» ABOUT THIS EXERCISE:
A single number is the answer here: the count of lines in the records below in which the word "JSON" appears.

» PROVIDED RECORDS:
——

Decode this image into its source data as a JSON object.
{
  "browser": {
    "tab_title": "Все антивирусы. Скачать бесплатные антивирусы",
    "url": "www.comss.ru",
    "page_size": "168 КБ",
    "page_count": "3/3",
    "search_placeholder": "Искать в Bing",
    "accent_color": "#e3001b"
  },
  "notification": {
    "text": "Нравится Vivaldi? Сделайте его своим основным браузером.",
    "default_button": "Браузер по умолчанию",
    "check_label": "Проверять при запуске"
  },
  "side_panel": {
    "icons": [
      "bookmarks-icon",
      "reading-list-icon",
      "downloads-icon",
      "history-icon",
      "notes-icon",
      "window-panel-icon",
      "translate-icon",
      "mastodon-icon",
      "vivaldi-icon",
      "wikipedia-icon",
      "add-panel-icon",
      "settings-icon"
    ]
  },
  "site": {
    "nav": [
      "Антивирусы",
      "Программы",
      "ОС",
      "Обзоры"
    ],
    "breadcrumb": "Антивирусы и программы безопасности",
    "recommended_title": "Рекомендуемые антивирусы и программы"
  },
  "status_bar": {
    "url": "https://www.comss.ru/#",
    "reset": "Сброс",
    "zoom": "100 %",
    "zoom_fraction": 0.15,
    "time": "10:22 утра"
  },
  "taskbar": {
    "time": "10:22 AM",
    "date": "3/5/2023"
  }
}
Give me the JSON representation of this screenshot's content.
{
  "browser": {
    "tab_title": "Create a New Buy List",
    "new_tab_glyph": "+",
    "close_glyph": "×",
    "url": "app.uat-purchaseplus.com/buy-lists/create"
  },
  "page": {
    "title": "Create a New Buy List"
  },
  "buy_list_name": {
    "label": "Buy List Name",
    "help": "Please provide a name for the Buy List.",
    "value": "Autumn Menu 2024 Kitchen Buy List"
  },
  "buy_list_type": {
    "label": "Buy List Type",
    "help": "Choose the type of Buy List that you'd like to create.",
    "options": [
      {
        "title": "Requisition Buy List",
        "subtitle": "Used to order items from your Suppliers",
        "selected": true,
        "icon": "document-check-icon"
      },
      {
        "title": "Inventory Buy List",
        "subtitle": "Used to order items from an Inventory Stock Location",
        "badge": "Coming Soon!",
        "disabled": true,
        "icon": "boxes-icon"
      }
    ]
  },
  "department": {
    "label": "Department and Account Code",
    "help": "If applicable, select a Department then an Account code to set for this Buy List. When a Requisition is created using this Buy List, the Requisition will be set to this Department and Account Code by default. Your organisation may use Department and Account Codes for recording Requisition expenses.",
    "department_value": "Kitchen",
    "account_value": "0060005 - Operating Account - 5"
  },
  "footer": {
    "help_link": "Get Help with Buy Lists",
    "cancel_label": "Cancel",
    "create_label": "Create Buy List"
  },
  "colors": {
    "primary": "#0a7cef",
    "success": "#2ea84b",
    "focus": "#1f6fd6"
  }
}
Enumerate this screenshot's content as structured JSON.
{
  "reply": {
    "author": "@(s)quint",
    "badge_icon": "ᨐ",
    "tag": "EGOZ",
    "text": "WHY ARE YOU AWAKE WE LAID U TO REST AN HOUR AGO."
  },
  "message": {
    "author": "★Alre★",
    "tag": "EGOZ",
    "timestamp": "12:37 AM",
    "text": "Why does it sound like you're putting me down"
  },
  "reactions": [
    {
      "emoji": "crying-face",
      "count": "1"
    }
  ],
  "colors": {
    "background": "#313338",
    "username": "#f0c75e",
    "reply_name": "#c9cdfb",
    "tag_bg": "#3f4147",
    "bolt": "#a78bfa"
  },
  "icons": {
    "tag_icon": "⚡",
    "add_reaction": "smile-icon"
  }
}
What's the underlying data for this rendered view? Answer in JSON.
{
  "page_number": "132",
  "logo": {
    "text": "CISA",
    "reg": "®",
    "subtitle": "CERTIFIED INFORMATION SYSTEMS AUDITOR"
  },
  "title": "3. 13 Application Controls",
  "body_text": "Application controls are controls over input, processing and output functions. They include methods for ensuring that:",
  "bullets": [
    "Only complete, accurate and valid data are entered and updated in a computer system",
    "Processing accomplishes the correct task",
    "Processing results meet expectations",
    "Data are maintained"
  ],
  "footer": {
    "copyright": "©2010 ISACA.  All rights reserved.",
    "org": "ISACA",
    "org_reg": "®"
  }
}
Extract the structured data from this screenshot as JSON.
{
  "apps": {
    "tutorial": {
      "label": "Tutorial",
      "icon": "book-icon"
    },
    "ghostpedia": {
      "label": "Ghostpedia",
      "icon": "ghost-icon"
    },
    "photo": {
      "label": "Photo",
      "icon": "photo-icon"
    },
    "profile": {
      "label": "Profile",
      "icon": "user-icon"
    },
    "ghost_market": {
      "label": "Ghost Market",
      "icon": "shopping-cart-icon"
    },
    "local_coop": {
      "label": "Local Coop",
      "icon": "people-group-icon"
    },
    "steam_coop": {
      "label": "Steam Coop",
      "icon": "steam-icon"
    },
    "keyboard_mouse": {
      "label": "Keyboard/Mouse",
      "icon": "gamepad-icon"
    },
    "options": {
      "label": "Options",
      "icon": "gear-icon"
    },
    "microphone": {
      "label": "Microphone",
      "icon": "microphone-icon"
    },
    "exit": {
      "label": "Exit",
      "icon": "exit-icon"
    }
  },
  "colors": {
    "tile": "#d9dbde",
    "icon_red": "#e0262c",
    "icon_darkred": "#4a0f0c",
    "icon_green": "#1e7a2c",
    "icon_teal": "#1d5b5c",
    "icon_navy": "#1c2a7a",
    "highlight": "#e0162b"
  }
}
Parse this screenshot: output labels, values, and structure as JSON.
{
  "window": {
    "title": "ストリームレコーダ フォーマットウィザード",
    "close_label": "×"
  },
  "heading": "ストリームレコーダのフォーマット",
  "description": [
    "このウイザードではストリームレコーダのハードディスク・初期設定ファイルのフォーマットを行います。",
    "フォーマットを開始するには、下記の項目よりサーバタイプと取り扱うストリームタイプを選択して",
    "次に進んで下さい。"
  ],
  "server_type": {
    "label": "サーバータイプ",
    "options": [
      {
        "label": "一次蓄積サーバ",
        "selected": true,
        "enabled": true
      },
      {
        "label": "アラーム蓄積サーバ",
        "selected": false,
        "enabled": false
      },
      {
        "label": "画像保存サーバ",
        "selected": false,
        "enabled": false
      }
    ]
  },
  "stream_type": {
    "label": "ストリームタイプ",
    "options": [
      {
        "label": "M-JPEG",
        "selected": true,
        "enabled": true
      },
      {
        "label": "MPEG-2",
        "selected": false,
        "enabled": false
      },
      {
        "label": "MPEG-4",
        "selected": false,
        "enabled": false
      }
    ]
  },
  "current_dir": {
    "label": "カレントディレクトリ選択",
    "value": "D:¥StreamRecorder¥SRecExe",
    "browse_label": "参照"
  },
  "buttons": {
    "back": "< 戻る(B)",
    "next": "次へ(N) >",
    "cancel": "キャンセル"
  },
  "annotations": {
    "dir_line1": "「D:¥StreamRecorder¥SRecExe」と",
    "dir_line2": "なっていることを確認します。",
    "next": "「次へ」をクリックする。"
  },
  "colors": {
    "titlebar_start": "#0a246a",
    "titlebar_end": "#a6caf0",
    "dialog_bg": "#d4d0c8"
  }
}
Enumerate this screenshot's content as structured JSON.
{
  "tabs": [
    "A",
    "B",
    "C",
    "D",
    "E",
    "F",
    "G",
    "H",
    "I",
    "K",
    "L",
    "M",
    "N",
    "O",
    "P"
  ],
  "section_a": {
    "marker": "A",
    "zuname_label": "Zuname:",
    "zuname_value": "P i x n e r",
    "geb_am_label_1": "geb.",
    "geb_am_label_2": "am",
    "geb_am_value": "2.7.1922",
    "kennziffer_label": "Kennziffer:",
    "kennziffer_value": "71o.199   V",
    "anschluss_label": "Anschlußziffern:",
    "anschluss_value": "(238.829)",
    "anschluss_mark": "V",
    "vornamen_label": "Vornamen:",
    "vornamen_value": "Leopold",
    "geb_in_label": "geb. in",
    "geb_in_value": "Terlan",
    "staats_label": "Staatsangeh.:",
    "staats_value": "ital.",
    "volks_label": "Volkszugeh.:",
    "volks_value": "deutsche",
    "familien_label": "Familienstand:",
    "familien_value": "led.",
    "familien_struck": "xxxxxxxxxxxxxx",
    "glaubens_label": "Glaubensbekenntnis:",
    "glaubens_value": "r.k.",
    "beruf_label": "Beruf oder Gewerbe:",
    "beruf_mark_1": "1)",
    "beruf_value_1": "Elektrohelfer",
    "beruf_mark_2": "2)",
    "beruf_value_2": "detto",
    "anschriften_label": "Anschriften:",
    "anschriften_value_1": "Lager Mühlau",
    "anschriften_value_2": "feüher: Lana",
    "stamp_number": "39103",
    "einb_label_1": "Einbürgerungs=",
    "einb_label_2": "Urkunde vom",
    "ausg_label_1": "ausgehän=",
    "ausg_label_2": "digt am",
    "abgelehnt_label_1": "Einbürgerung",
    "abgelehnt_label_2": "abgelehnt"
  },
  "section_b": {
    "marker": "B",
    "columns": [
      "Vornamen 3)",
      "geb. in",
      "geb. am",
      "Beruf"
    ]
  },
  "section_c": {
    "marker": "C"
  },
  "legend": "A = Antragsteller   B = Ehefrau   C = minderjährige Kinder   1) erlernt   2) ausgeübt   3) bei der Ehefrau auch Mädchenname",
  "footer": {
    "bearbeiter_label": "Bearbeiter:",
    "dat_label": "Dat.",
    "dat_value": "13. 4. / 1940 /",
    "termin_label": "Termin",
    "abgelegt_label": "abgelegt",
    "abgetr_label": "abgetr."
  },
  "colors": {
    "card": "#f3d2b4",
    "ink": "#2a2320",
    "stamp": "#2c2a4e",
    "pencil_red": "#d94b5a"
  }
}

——

» RESULT FOR THIS EXERCISE:
7